§ EXERCISE INSTRUCTIONS
Report the number of lines in these entries that contain "title". Write only the number.

*** Opening RECORD EXTRACTS ***

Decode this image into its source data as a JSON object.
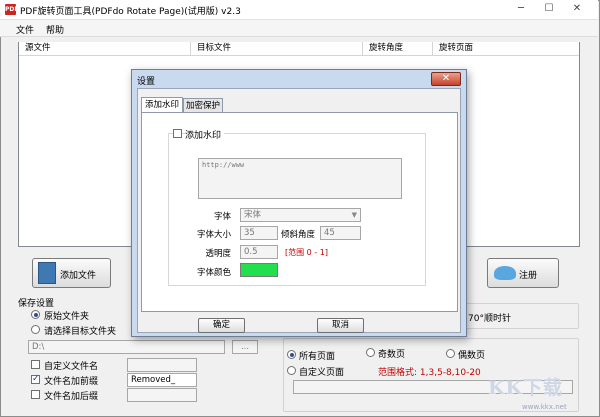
{
  "window": {
    "title": "PDF旋转页面工具(PDFdo Rotate Page)(试用版) v2.3",
    "icon_text": "PDF",
    "controls": {
      "minimize": "─",
      "maximize": "☐",
      "close": "✕"
    }
  },
  "menubar": {
    "items": [
      "文件",
      "帮助"
    ]
  },
  "file_list": {
    "columns": [
      "源文件",
      "目标文件",
      "旋转角度",
      "旋转页面"
    ],
    "rows": []
  },
  "buttons": {
    "add_file": "添加文件",
    "register": "注册"
  },
  "save_settings": {
    "title": "保存设置",
    "options": [
      "原始文件夹",
      "请选择目标文件夹"
    ],
    "selected": 0,
    "path_value": "D:\\",
    "browse_label": "...",
    "custom_filename_label": "自定义文件名",
    "prefix_label": "文件名加前缀",
    "prefix_value": "Removed_",
    "suffix_label": "文件名加后缀",
    "prefix_checked": true
  },
  "rotate_partial_text": "70°顺时针",
  "pages": {
    "options": [
      "所有页面",
      "奇数页",
      "偶数页",
      "自定义页面"
    ],
    "selected": 0,
    "range_hint": "范围格式: 1,3,5-8,10-20"
  },
  "dialog": {
    "title": "设置",
    "close_label": "✕",
    "tabs": [
      "添加水印",
      "加密保护"
    ],
    "active_tab": 0,
    "watermark_checkbox_label": "添加水印",
    "watermark_text": "http://www",
    "font_label": "字体",
    "font_value": "宋体",
    "font_size_label": "字体大小",
    "font_size_value": "35",
    "tilt_label": "倾斜角度",
    "tilt_value": "45",
    "opacity_label": "透明度",
    "opacity_value": "0.5",
    "opacity_range": "[范围 0 - 1]",
    "color_label": "字体颜色",
    "color_value": "#22e04d",
    "ok_label": "确定",
    "cancel_label": "取消"
  },
  "watermark_logo": {
    "text": "KK下载",
    "url": "www.kkx.net"
  },
  "colors": {
    "accent_red": "#d00000",
    "range_red": "#c00000",
    "swatch_green": "#22e04d"
  }
}
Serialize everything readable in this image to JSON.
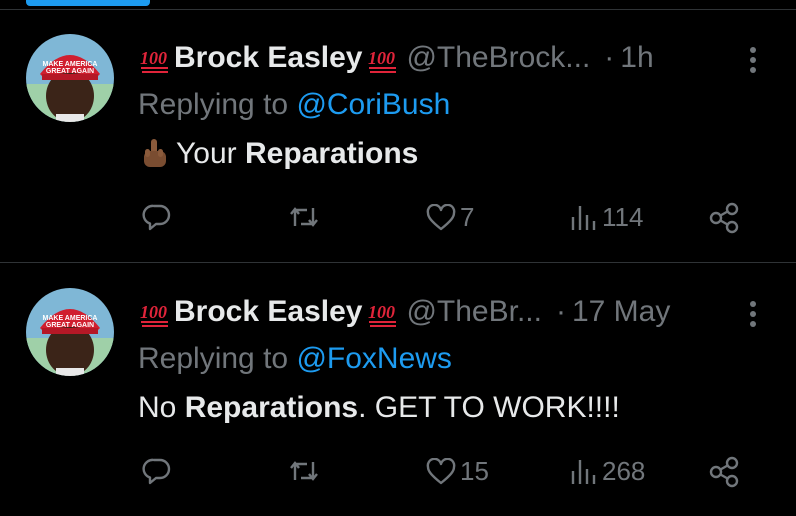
{
  "tweets": [
    {
      "display_name": "Brock Easley",
      "emoji": "💯",
      "handle": "@TheBrock...",
      "dot": "·",
      "time": "1h",
      "replying_prefix": "Replying to",
      "replying_to": "@CoriBush",
      "text_icon": "middle-finger-emoji",
      "text_plain_1": "Your",
      "text_bold_1": "Reparations",
      "text_plain_2": "",
      "stats": {
        "replies": "",
        "retweets": "",
        "likes": "7",
        "views": "114"
      }
    },
    {
      "display_name": "Brock Easley",
      "emoji": "💯",
      "handle": "@TheBr...",
      "dot": "·",
      "time": "17 May",
      "replying_prefix": "Replying to",
      "replying_to": "@FoxNews",
      "text_icon": "",
      "text_plain_1": "No",
      "text_bold_1": "Reparations",
      "text_plain_2": ". GET TO WORK!!!!",
      "stats": {
        "replies": "",
        "retweets": "",
        "likes": "15",
        "views": "268"
      }
    }
  ],
  "colors": {
    "background": "#000000",
    "text": "#e7e9ea",
    "muted": "#71767b",
    "link": "#1d9bf0",
    "divider": "#2f3336"
  }
}
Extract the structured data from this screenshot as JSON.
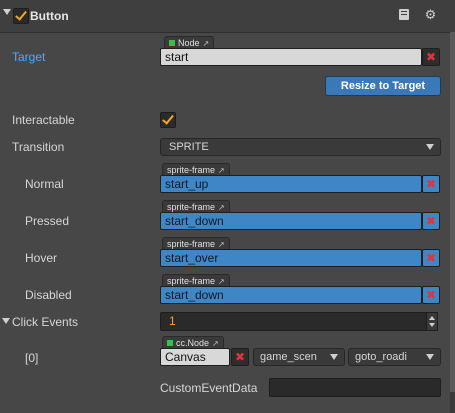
{
  "header": {
    "title": "Button",
    "enabled": true,
    "icons": [
      "chevron-down-icon",
      "book-icon",
      "gear-icon"
    ]
  },
  "target": {
    "label": "Target",
    "tag": "Node",
    "value": "start"
  },
  "resize_button": "Resize to Target",
  "interactable": {
    "label": "Interactable",
    "checked": true
  },
  "transition": {
    "label": "Transition",
    "value": "SPRITE"
  },
  "sprites": [
    {
      "label": "Normal",
      "tag": "sprite-frame",
      "value": "start_up"
    },
    {
      "label": "Pressed",
      "tag": "sprite-frame",
      "value": "start_down"
    },
    {
      "label": "Hover",
      "tag": "sprite-frame",
      "value": "start_over"
    },
    {
      "label": "Disabled",
      "tag": "sprite-frame",
      "value": "start_down"
    }
  ],
  "click_events": {
    "label": "Click Events",
    "count": "1",
    "item": {
      "index_label": "[0]",
      "tag": "cc.Node",
      "node": "Canvas",
      "component": "game_scen",
      "handler": "goto_roadi",
      "custom_label": "CustomEventData",
      "custom_value": ""
    }
  },
  "colors": {
    "panel_bg": "#474747",
    "accent": "#f5a623",
    "target_label": "#4ea8ff",
    "sprite_field": "#3f86c6",
    "remove": "#e0343a"
  }
}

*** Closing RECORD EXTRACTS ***

§ SOLUTION TO THE PROBLEM
4